For the industrial physicist, on the other hand, innovation is something much more immediate, and with a clear financial imperative that demands a return on investment from those R&D dollars. For a few lucky companies, that might mean a game-changing new product, though these are rare and getting rarer. More likely, but equally valid, innovation is about making existing technology "simpler, cheaper and better" for the clinical practitioner/customer.

If it's about anything, then, innovation is about changing the status quo - either in a big way (disruptive innovation) or, more often than not, in some incremental way (sustaining innovation). Sustaining innovation, the kind that's based on targeted improvements to existing equipment lines or diagnostic/therapeutic methodologies, is the stuff of everyday working life for medical physicists, whether in the university laboratory, in clinical practice or product design and development in industry.

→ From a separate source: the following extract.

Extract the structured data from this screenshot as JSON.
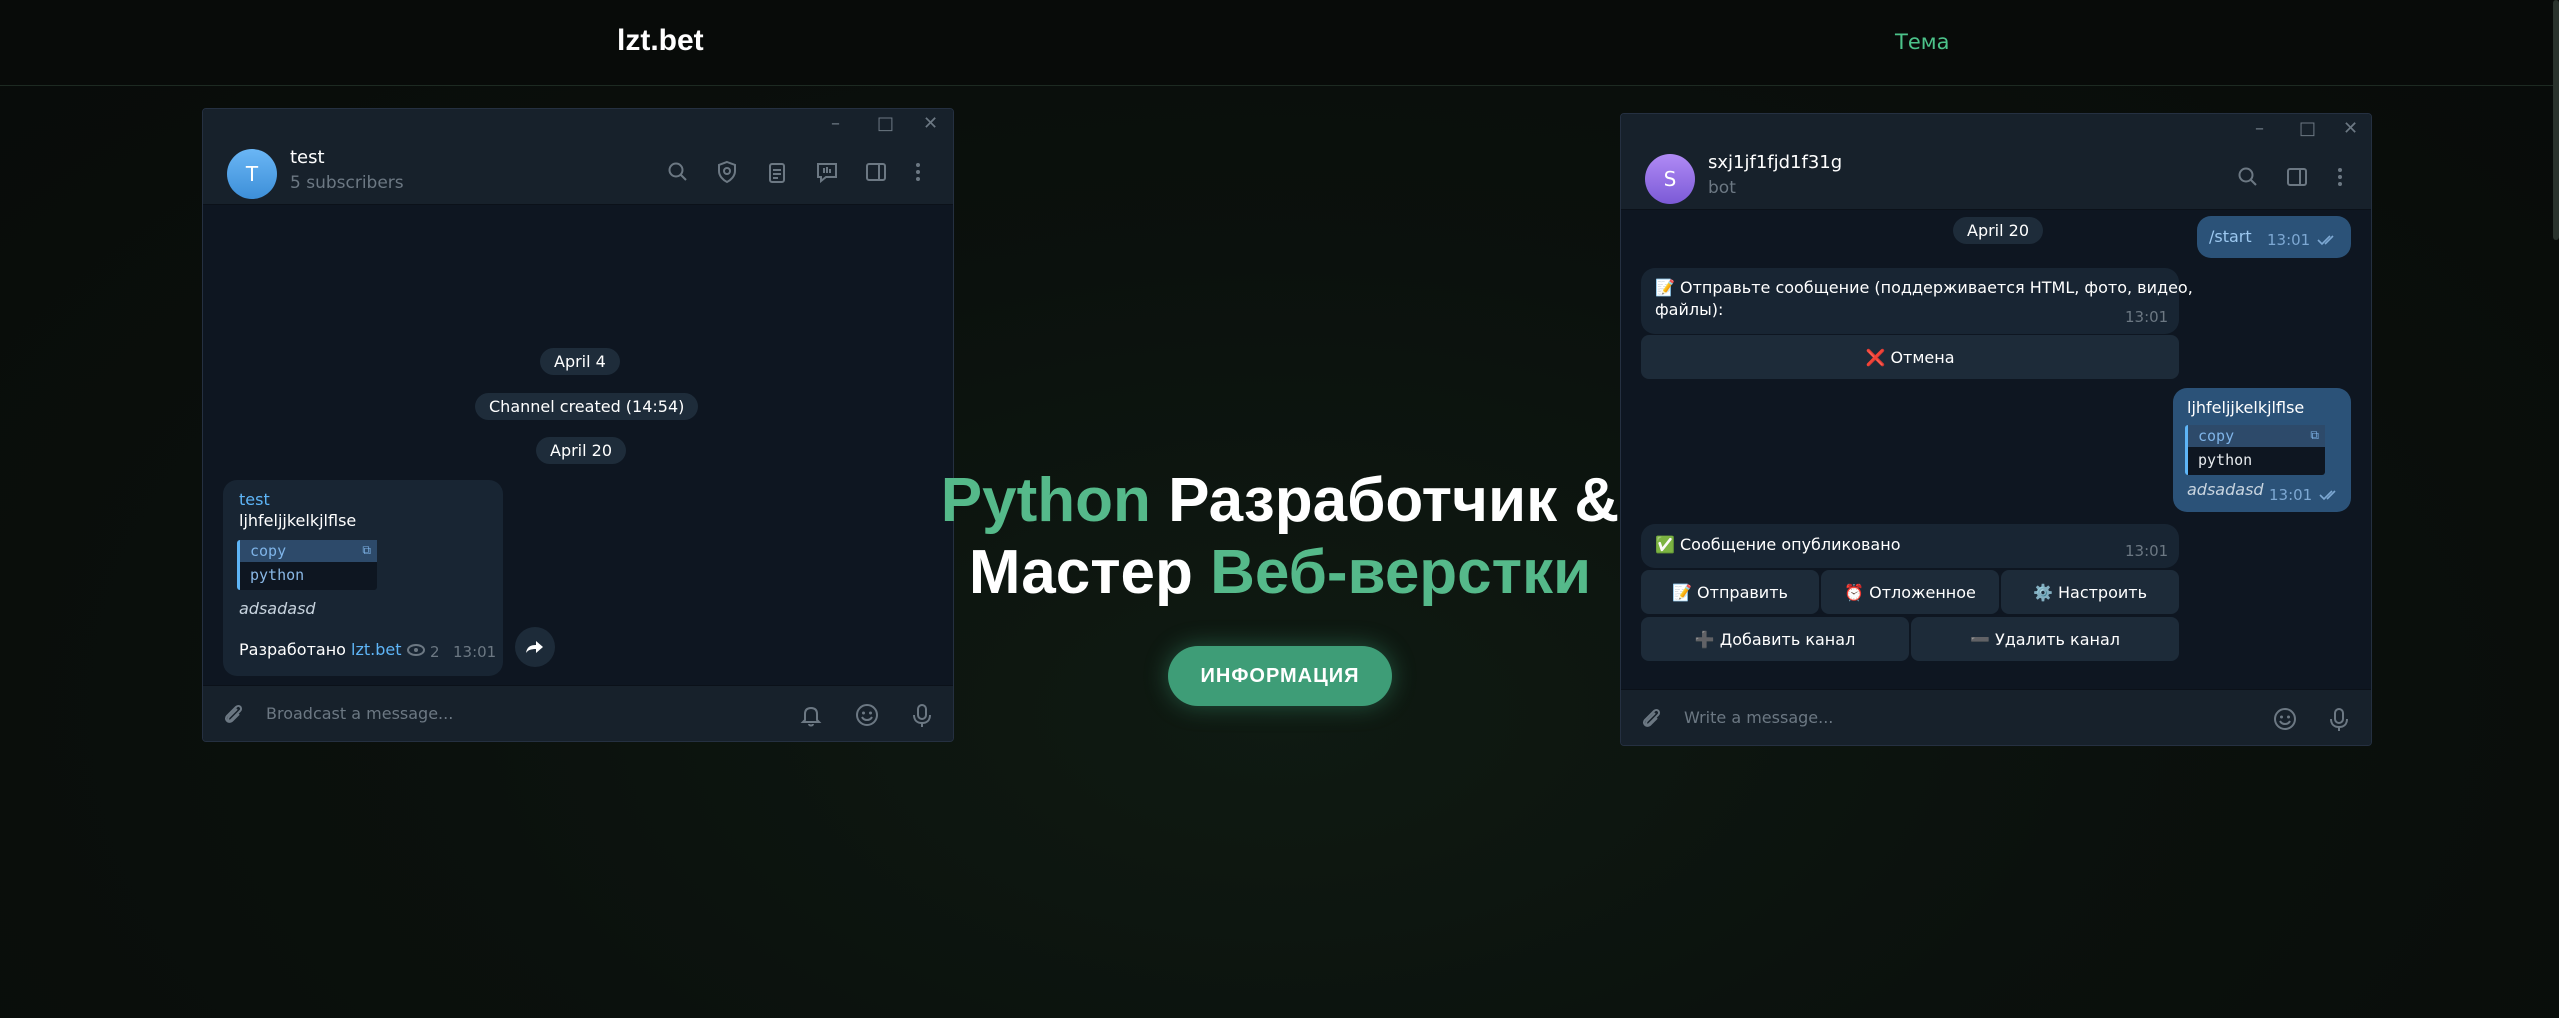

If you're not convinced, take a look through the abstracts of the 1000-plus conference papers presented at the American Association of Physicists in Medicine (AAPM) meeting in Orlando, Florida, earlier this month. Here, all manner of sustaining innovation provides the defining theme, bridging the multiple subdisciplines of medical physics. Out in the market-place, meanwhile, three days walking and talking the aisles at the AAPM trade exhibition proved to this correspondent that sustaining innovation is the glue that binds equipment makers - large and small - to the customer base. It was right there in the slick multimedia booth presentations, just as it was in the one-to-one sales conversations in nearby coffee houses, restaurants and bars.

In the same way, innovation lies at the heart of the collective conversation we're trying to encourage here at medicalphysicsweb. For the editorial team, the task is clear: to make this website the principal hub through which the medical physics community and its related biomedical disciplines forge high-value connections. To do that, we will be endeavouring to make sure that our core competency - like yours - is innovation: the fundamental science that makes it possible, the people who make it happen and the applications that, ultimately, make it worthwhile from a wider clinical and commercial perspective. So read on, sign up and pass the URL on to your colleagues if you like what you see.